Source data:
--
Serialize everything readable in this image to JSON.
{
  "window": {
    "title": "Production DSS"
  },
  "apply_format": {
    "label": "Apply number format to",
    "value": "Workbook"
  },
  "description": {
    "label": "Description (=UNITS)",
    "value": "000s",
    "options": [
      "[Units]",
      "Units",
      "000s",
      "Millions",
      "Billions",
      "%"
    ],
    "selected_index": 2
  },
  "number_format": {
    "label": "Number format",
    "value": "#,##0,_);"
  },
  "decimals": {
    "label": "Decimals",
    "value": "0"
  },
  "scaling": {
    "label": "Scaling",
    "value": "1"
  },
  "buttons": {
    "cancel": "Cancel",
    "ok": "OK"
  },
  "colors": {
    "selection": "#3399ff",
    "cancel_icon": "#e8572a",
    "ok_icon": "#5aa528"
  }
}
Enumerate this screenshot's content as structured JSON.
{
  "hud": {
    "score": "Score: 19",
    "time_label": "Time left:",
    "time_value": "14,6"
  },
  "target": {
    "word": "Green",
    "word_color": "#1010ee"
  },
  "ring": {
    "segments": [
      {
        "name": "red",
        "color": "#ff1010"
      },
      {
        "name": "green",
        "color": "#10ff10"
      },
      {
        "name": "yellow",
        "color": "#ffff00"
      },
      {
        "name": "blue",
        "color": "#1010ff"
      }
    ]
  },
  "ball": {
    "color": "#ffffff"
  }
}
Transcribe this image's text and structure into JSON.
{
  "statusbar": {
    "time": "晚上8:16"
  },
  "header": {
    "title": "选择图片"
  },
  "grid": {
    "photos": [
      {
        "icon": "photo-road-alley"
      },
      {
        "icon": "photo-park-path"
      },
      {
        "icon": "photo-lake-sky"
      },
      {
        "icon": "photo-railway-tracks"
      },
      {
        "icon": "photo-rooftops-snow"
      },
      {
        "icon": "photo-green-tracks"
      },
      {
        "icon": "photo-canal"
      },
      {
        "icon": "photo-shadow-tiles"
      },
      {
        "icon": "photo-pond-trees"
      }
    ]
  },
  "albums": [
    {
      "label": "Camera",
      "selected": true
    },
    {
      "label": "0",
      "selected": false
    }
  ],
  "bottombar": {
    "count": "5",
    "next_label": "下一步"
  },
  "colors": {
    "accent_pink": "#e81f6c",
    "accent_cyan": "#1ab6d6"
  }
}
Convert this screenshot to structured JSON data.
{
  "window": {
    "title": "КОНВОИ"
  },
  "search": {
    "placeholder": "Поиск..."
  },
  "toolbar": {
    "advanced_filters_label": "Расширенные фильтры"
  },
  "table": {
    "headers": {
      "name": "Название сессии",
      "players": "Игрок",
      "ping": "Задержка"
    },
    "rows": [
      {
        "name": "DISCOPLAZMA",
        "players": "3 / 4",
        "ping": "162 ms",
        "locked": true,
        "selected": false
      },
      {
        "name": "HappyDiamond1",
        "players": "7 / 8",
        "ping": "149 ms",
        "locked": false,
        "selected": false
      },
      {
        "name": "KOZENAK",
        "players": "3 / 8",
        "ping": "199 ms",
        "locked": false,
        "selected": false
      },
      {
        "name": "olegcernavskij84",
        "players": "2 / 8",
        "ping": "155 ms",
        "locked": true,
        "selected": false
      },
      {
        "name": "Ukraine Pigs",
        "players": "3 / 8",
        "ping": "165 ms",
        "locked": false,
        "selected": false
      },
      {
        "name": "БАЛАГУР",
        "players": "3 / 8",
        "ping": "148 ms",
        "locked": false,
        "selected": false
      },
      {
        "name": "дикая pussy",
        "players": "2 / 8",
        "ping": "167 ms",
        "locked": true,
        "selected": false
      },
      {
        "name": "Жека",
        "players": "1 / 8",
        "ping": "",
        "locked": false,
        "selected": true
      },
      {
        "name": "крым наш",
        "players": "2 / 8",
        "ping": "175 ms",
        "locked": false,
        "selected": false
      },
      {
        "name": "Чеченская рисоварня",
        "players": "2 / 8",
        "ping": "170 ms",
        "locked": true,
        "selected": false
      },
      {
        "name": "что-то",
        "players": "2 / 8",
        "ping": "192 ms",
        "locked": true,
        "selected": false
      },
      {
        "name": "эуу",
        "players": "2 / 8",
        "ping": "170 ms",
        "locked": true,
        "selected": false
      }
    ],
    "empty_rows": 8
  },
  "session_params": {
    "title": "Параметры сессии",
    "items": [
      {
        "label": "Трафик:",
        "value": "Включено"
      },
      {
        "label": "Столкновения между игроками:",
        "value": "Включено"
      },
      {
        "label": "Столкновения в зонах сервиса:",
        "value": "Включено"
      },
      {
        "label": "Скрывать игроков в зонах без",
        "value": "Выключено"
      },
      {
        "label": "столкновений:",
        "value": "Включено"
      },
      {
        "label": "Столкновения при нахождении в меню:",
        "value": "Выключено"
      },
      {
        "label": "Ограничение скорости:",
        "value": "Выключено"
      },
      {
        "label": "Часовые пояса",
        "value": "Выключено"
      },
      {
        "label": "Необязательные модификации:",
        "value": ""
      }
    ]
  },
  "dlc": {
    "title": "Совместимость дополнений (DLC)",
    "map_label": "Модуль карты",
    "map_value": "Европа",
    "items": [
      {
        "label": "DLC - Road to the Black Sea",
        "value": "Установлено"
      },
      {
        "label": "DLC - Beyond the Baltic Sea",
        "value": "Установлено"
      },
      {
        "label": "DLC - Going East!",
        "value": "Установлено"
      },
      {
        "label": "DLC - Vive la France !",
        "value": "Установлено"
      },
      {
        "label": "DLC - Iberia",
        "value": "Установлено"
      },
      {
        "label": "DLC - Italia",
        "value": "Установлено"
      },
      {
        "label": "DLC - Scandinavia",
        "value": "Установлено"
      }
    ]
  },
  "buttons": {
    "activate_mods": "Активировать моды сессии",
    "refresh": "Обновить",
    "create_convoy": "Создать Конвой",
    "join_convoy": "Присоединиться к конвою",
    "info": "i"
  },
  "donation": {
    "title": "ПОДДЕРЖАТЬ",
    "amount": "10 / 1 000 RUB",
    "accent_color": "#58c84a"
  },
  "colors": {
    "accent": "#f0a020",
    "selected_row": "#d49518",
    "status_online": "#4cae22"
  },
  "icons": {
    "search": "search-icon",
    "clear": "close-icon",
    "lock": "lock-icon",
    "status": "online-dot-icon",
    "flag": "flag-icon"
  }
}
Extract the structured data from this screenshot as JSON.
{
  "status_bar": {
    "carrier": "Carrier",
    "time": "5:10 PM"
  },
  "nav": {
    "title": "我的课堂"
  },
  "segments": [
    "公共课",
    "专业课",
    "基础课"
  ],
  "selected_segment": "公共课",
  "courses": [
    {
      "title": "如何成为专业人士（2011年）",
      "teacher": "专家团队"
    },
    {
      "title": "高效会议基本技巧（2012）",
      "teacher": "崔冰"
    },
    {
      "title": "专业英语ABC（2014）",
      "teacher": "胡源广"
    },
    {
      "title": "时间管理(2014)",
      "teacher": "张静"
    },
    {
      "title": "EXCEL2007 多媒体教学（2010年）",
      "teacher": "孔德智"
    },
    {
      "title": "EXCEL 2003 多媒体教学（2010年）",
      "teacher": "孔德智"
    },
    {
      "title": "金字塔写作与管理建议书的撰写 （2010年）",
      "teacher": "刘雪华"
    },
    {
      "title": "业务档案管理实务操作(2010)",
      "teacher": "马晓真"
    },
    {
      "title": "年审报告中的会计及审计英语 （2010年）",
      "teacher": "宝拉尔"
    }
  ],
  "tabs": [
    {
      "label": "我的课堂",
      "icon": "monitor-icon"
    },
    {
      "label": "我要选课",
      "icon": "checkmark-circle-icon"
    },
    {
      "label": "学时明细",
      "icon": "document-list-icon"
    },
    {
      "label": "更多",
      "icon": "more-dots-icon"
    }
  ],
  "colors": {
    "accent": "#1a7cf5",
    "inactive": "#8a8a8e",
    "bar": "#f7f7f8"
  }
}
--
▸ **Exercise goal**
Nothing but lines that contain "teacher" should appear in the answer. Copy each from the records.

▸ **Expected output**
      "teacher": "专家团队"
      "teacher": "崔冰"
      "teacher": "胡源广"
      "teacher": "张静"
      "teacher": "孔德智"
      "teacher": "孔德智"
      "teacher": "刘雪华"
      "teacher": "马晓真"
      "teacher": "宝拉尔"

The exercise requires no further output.